● TASK REQUIREMENTS:
Every line of the records below that holds the word "address" should be copied out.

___ DATA EXTRACTS

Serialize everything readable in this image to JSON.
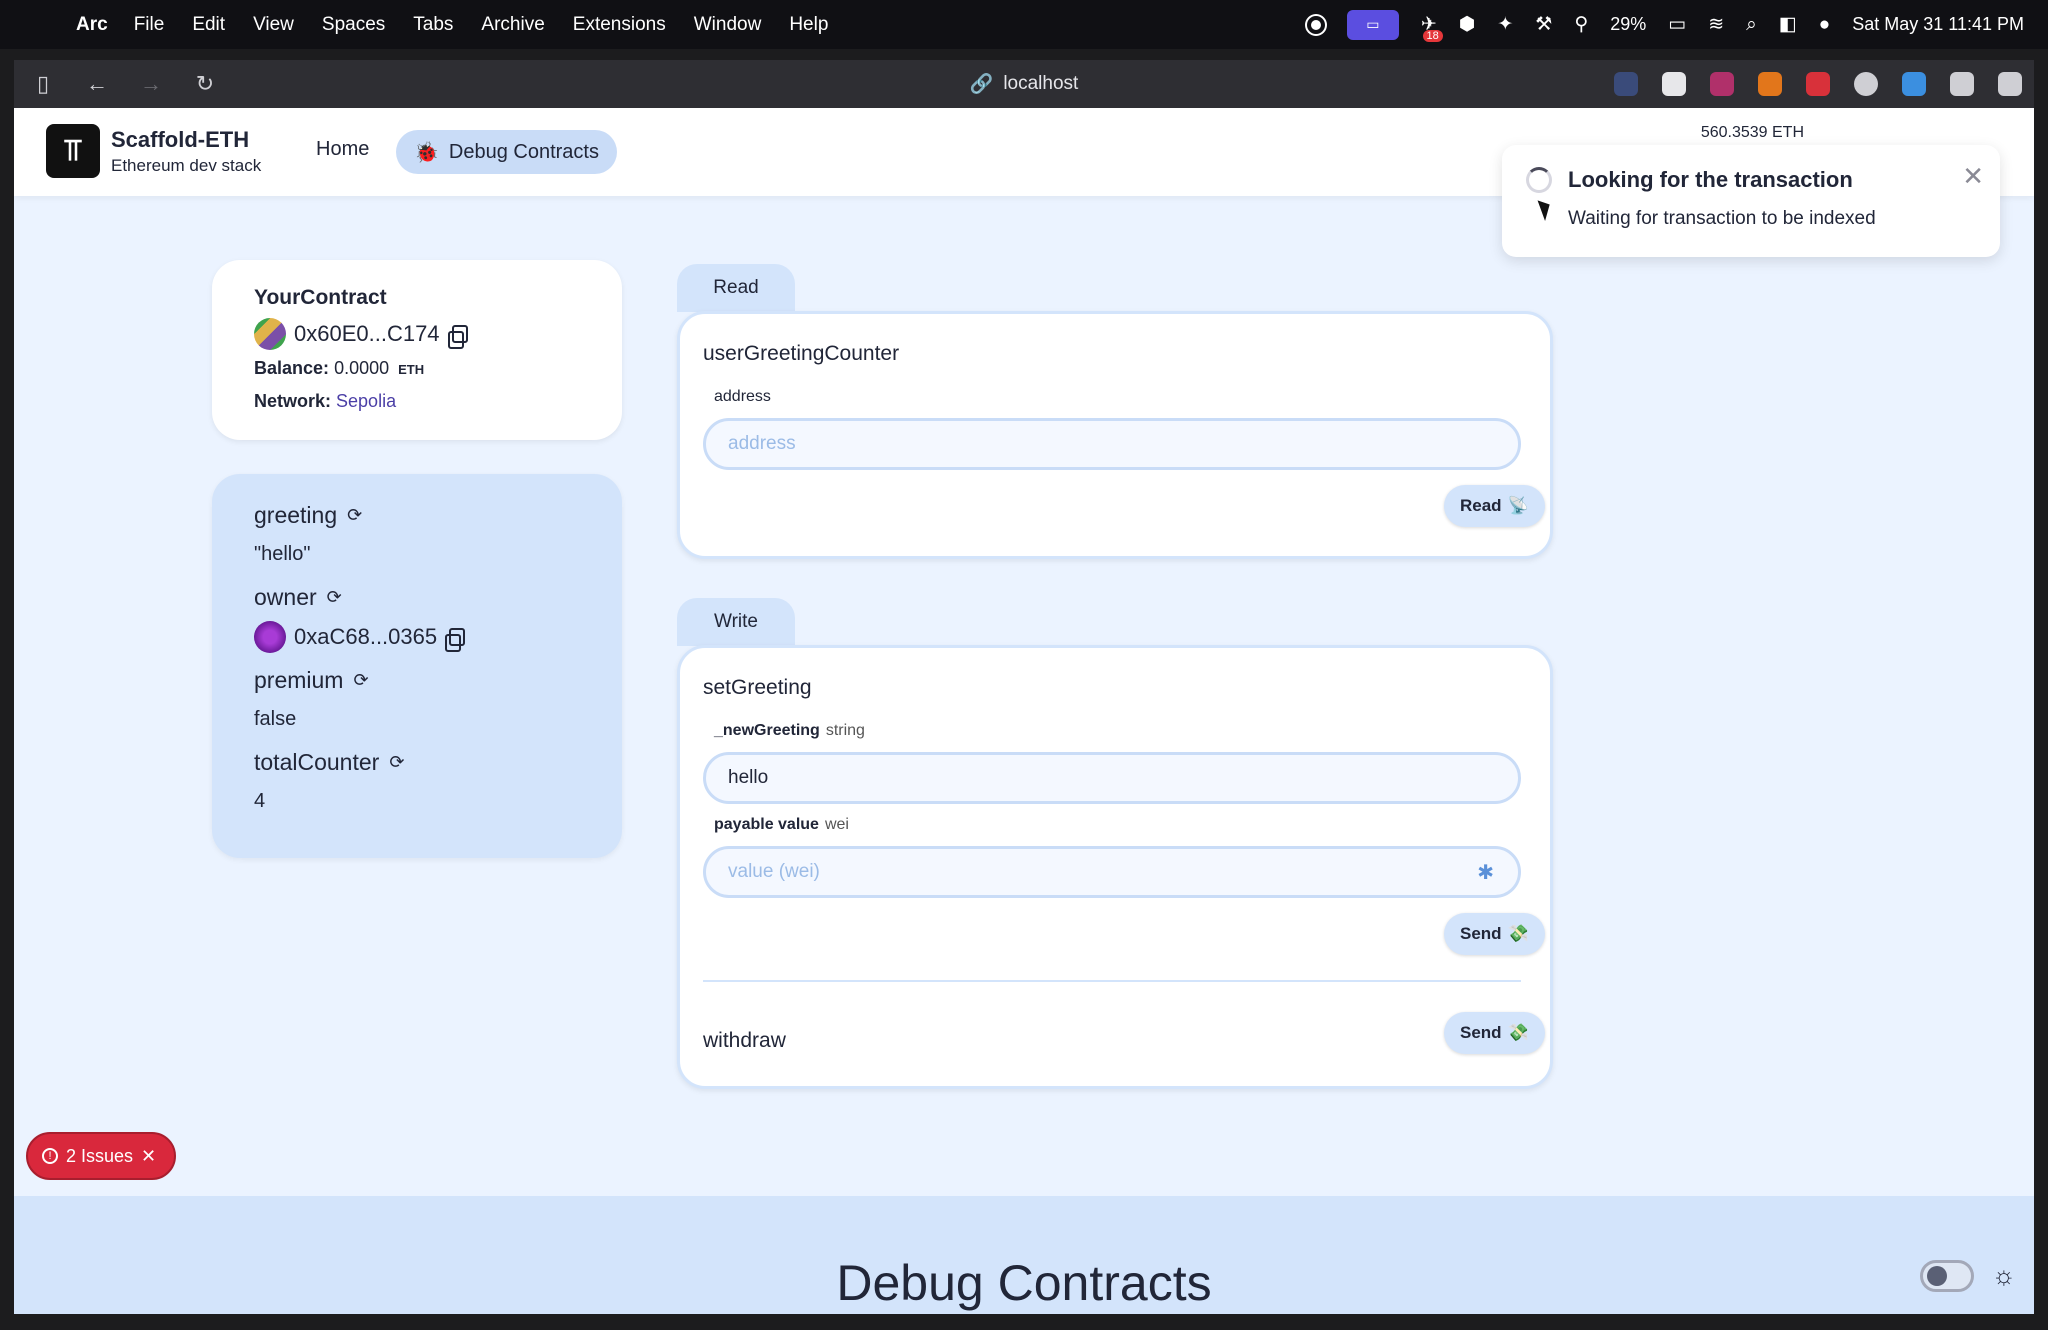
{
  "menubar": {
    "app_name": "Arc",
    "items": [
      "File",
      "Edit",
      "View",
      "Spaces",
      "Tabs",
      "Archive",
      "Extensions",
      "Window",
      "Help"
    ],
    "battery": "29%",
    "badge_count": "18",
    "datetime": "Sat May 31  11:41 PM"
  },
  "browser": {
    "url": "localhost"
  },
  "header": {
    "brand_title": "Scaffold-ETH",
    "brand_subtitle": "Ethereum dev stack",
    "nav_home": "Home",
    "nav_debug": "Debug Contracts",
    "balance_partial": "560.3539 ETH"
  },
  "contract": {
    "name": "YourContract",
    "address": "0x60E0...C174",
    "balance_label": "Balance:",
    "balance_value": "0.0000",
    "balance_unit": "ETH",
    "network_label": "Network:",
    "network_value": "Sepolia"
  },
  "vars": {
    "greeting_label": "greeting",
    "greeting_value": "\"hello\"",
    "owner_label": "owner",
    "owner_value": "0xaC68...0365",
    "premium_label": "premium",
    "premium_value": "false",
    "total_label": "totalCounter",
    "total_value": "4"
  },
  "read": {
    "tab": "Read",
    "fn_name": "userGreetingCounter",
    "param_label": "address",
    "placeholder": "address",
    "button": "Read"
  },
  "write": {
    "tab": "Write",
    "fn_name": "setGreeting",
    "param_name": "_newGreeting",
    "param_type": "string",
    "param_value": "hello",
    "payable_label": "payable value",
    "payable_type": "wei",
    "payable_placeholder": "value (wei)",
    "send_button": "Send",
    "withdraw_name": "withdraw",
    "withdraw_button": "Send"
  },
  "toast": {
    "title": "Looking for the transaction",
    "description": "Waiting for transaction to be indexed"
  },
  "footer": {
    "title": "Debug Contracts",
    "issues": "2 Issues"
  }
}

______

● FINISHED EXERCISE:
    "address": "0x60E0...C174",
    "param_label": "address",
    "placeholder": "address",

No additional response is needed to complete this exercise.